Data records for software interfaces

· · · ·

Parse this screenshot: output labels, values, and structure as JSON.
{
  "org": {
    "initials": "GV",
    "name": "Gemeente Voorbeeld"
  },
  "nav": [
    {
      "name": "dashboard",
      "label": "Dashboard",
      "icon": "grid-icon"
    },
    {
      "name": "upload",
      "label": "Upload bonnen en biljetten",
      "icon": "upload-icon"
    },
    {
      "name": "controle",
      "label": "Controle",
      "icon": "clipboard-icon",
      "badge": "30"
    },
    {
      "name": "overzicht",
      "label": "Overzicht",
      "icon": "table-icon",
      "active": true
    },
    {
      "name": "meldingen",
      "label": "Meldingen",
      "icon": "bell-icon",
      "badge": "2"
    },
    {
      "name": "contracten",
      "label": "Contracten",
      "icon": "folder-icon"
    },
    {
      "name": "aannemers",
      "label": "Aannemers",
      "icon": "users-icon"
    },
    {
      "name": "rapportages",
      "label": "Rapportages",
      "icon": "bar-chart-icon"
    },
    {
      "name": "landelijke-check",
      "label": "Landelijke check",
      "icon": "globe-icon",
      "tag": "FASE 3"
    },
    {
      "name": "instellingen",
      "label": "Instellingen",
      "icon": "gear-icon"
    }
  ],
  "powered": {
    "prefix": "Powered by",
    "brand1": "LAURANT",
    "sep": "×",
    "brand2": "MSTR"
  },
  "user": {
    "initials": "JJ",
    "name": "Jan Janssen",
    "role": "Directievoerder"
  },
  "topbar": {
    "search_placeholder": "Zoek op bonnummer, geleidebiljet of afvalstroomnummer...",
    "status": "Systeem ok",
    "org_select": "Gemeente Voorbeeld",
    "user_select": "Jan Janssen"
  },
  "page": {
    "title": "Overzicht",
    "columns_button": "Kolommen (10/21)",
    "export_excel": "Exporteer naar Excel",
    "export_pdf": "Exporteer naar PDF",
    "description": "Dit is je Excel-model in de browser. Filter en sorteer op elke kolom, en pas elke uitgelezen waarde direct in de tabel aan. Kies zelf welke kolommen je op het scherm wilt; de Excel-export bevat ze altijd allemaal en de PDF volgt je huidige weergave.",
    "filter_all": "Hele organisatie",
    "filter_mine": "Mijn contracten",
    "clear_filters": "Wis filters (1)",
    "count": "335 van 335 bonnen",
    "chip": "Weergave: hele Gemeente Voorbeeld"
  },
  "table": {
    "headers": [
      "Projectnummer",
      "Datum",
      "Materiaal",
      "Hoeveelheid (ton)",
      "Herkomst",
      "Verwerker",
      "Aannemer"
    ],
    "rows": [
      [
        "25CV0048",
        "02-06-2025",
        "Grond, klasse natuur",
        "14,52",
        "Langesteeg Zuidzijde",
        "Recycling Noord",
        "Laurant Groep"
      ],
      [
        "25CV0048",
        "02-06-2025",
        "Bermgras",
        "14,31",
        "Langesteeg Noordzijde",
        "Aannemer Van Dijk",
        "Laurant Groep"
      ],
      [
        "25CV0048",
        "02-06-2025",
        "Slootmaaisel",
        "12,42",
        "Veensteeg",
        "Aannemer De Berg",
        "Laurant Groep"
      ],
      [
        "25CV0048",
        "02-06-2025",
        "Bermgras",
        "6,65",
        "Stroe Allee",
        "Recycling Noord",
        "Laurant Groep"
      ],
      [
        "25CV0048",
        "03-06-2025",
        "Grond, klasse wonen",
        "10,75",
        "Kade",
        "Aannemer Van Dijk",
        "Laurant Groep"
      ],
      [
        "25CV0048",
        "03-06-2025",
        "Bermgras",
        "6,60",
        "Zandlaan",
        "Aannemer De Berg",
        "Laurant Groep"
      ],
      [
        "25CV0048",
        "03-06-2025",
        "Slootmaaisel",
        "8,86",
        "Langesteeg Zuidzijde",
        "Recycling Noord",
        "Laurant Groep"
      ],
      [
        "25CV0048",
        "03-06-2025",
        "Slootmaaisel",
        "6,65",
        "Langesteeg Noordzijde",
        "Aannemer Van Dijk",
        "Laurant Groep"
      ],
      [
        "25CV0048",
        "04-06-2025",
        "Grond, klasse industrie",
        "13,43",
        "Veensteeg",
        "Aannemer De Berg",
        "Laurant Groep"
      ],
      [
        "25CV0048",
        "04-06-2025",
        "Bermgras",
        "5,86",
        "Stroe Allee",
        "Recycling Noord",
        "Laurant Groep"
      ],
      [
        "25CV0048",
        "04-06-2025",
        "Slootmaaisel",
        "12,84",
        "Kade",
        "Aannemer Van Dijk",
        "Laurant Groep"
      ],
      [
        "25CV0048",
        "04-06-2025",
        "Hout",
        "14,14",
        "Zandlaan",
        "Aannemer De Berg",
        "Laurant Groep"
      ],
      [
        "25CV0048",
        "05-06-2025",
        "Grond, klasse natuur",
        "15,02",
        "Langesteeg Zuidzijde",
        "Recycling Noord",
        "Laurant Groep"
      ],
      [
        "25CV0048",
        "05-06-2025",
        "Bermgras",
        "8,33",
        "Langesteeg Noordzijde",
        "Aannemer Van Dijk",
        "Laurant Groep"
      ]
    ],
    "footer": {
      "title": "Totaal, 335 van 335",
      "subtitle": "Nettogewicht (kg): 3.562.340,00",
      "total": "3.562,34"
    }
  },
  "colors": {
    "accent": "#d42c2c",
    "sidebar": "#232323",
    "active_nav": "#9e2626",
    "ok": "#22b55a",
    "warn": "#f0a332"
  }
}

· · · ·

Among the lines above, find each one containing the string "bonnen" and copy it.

» **RESPONSE AREA**
      "label": "Upload bonnen en biljetten",
    "count": "335 van 335 bonnen",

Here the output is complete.